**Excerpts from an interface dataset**

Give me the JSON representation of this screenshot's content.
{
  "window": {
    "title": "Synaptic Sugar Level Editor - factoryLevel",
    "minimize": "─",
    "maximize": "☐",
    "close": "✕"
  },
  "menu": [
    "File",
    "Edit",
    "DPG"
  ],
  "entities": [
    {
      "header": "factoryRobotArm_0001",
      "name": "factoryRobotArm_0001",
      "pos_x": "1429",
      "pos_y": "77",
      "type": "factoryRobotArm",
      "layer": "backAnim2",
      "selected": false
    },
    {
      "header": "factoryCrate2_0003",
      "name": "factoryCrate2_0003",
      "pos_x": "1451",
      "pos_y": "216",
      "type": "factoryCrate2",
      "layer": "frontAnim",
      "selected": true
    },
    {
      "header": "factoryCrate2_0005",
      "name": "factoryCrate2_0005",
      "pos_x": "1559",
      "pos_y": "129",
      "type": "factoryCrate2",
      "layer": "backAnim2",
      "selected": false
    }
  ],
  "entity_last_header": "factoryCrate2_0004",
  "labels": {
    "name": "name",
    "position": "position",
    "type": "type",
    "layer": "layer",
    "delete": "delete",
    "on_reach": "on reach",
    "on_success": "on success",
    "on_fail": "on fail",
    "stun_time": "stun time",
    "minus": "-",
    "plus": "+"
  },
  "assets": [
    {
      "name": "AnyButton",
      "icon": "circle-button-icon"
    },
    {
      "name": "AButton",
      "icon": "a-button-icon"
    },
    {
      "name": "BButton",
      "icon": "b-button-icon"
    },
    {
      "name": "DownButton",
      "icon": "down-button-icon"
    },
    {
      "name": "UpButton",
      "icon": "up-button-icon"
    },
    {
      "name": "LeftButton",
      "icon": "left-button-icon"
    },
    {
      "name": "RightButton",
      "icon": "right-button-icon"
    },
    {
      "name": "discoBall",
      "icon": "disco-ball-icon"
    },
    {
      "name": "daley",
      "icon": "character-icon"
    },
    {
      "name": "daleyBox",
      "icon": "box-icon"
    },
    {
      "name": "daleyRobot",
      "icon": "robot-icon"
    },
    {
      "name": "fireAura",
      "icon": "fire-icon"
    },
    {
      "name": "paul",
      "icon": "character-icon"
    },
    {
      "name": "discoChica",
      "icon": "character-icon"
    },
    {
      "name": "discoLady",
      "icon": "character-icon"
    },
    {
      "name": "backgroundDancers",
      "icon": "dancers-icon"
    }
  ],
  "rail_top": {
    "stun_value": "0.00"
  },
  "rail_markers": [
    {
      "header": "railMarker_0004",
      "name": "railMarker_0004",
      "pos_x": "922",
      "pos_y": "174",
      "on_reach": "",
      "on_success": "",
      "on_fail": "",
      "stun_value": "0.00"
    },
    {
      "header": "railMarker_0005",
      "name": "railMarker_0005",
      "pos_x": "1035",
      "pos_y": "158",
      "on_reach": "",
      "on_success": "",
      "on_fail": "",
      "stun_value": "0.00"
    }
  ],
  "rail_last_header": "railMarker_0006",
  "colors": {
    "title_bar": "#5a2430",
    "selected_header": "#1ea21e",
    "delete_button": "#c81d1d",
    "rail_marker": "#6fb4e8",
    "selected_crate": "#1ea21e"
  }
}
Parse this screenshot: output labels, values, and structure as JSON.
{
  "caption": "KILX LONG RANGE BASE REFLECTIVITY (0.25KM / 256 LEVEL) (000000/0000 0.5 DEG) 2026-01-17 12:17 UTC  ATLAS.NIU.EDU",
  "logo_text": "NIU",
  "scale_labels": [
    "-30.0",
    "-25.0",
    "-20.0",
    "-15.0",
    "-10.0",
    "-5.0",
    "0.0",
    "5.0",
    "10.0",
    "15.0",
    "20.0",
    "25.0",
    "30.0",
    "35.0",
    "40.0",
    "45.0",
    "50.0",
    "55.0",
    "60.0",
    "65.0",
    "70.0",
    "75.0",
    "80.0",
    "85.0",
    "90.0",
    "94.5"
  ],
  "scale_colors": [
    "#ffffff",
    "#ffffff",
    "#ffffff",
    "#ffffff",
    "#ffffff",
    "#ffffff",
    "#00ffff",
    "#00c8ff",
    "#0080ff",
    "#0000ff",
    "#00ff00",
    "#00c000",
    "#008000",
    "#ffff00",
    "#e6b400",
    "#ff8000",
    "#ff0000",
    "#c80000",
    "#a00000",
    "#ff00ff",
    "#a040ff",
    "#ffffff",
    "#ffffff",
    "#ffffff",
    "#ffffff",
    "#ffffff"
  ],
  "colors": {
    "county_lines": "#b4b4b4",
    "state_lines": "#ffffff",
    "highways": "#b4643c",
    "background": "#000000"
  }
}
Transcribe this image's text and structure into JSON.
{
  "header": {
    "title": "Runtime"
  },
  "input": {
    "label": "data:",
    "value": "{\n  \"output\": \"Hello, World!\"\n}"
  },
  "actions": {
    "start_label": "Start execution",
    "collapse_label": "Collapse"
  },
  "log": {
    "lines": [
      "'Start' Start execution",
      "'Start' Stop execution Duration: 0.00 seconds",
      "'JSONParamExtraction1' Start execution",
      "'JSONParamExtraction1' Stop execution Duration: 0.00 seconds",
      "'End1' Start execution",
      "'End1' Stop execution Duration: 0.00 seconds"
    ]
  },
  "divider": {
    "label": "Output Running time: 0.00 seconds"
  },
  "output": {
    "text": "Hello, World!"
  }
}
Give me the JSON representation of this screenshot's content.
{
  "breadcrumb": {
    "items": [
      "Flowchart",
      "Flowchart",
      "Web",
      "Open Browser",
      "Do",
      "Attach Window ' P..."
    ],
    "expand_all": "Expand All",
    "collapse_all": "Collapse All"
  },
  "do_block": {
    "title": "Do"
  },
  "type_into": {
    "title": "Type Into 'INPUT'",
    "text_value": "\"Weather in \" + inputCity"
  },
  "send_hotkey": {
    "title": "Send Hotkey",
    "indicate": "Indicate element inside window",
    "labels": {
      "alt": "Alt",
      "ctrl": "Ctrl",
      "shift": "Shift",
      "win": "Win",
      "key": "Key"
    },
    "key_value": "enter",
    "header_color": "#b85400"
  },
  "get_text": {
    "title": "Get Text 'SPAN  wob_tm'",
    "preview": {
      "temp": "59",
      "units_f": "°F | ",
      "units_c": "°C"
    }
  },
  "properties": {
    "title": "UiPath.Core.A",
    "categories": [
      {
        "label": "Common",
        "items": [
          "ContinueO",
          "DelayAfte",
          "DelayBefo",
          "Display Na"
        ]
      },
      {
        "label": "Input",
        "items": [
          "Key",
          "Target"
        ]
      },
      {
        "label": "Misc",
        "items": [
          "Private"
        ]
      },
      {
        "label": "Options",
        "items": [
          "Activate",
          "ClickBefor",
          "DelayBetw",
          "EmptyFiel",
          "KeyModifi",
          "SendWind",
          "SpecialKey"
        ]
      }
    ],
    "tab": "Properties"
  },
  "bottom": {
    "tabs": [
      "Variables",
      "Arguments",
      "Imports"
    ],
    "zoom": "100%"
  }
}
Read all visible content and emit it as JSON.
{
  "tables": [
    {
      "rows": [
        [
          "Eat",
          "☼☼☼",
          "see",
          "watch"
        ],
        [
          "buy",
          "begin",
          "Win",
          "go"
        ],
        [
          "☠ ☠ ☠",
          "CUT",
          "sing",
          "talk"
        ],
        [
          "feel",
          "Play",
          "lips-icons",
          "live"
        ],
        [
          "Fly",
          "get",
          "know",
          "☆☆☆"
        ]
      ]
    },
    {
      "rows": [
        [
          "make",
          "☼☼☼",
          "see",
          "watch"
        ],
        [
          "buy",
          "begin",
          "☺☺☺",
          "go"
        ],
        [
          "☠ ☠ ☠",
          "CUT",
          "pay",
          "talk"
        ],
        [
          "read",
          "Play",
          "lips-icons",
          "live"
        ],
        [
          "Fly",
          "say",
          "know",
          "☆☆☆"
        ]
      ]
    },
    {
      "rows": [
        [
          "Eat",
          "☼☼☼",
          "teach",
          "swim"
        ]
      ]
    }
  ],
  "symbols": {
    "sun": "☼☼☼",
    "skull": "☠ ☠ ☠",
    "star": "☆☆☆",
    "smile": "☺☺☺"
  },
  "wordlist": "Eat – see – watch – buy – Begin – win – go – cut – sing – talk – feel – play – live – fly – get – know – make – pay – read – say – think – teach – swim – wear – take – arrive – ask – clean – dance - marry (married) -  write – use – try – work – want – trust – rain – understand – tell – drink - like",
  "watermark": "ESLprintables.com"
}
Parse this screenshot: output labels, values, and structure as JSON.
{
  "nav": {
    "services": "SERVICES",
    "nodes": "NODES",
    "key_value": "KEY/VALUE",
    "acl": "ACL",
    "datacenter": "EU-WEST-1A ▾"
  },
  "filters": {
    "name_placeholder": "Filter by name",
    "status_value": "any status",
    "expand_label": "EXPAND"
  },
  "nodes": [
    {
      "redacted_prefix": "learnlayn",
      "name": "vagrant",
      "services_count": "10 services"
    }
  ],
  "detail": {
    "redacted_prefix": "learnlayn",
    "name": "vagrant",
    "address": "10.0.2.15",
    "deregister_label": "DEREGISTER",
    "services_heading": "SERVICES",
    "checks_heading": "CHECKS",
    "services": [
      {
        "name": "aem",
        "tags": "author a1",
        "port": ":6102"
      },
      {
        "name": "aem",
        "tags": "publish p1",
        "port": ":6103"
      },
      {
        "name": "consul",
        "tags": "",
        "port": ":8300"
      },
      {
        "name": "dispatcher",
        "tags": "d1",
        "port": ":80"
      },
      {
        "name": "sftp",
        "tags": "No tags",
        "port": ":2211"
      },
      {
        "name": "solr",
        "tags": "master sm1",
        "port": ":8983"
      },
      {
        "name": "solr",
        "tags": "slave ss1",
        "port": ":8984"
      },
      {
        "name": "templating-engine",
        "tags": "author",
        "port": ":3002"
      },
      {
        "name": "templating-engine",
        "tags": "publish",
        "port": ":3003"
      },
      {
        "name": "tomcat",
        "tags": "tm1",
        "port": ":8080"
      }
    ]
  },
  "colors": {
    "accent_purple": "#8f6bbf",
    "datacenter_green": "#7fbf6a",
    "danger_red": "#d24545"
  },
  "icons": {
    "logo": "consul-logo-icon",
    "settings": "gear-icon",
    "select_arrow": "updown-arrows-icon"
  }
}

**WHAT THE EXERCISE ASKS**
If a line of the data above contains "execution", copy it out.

**RESPONSE TO THE TASK**
    "start_label": "Start execution",
      "'Start' Start execution",
      "'Start' Stop execution Duration: 0.00 seconds",
      "'JSONParamExtraction1' Start execution",
      "'JSONParamExtraction1' Stop execution Duration: 0.00 seconds",
      "'End1' Start execution",
      "'End1' Stop execution Duration: 0.00 seconds"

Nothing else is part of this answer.